Bush encroachment (also shrub encroachment, woody encroachment) is a natural phenomenon characterised by the increase in density of woody plants (bushes and shrubs) at the expense of the herbaceous layer (grasses and forbs). It is often considered an ecological regime shift and a symptom of land degradation. Bush encroachment is found to have severe negative consequences on key ecosystem services, especially biodiversity, animal habitat, land productivity and groundwater recharge. Bush encroachment can refer both to the expansion of native plants as well as the invasion and spread of invasive species. The phenomenon is observed across different ecosystems and with different characteristics and intensities globally. Among the more severely affected landscapes is the Veld in Southern Africa.

In Africa, tsetse flies spread into the area as the habitat becomes more suitable for them, and cattle are removed from the area either because of the tsetse fly or because of the degraded habitat. Usually at the stage of bush encroachment, animals which are favoured by this development, such as elephant and buffalo, increase; and as these animals overpopulate the area they themselves become an important factor acting on the environment to further degrade it.

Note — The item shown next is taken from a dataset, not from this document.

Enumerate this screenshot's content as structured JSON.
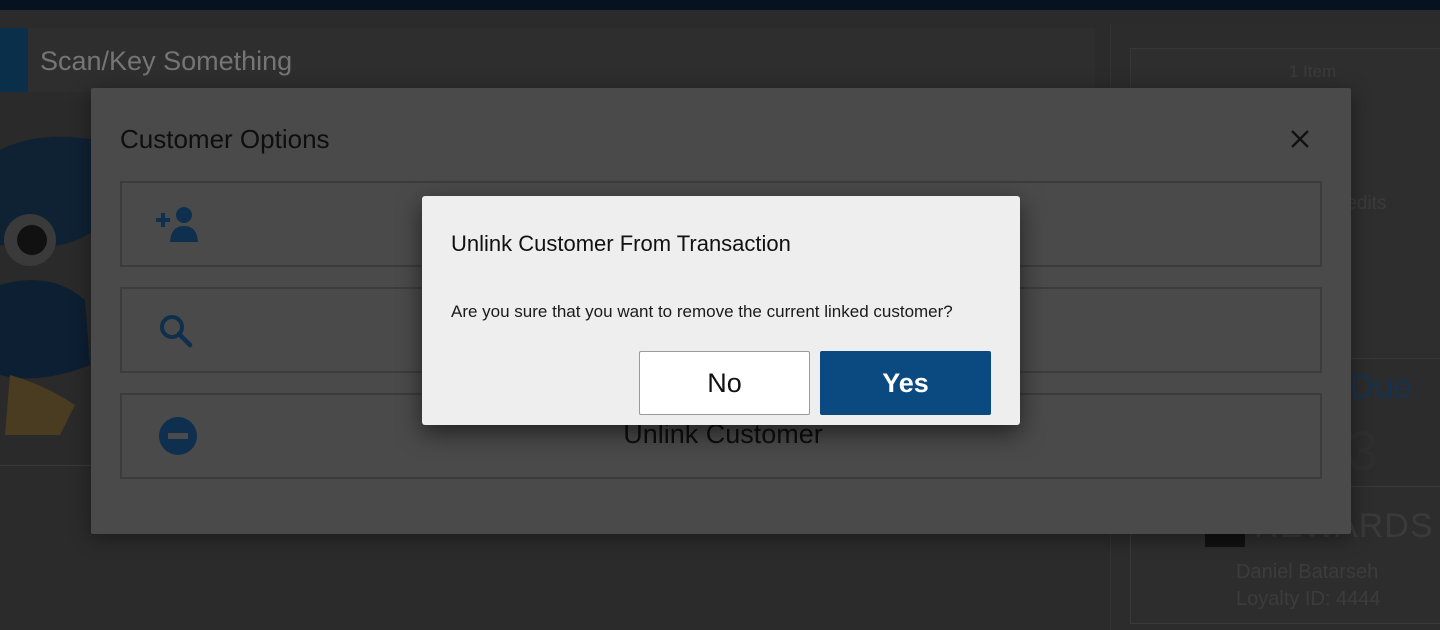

Problem Type:
G: Very specific problems
Date of last update
03.05.1997 – 00:00 CEST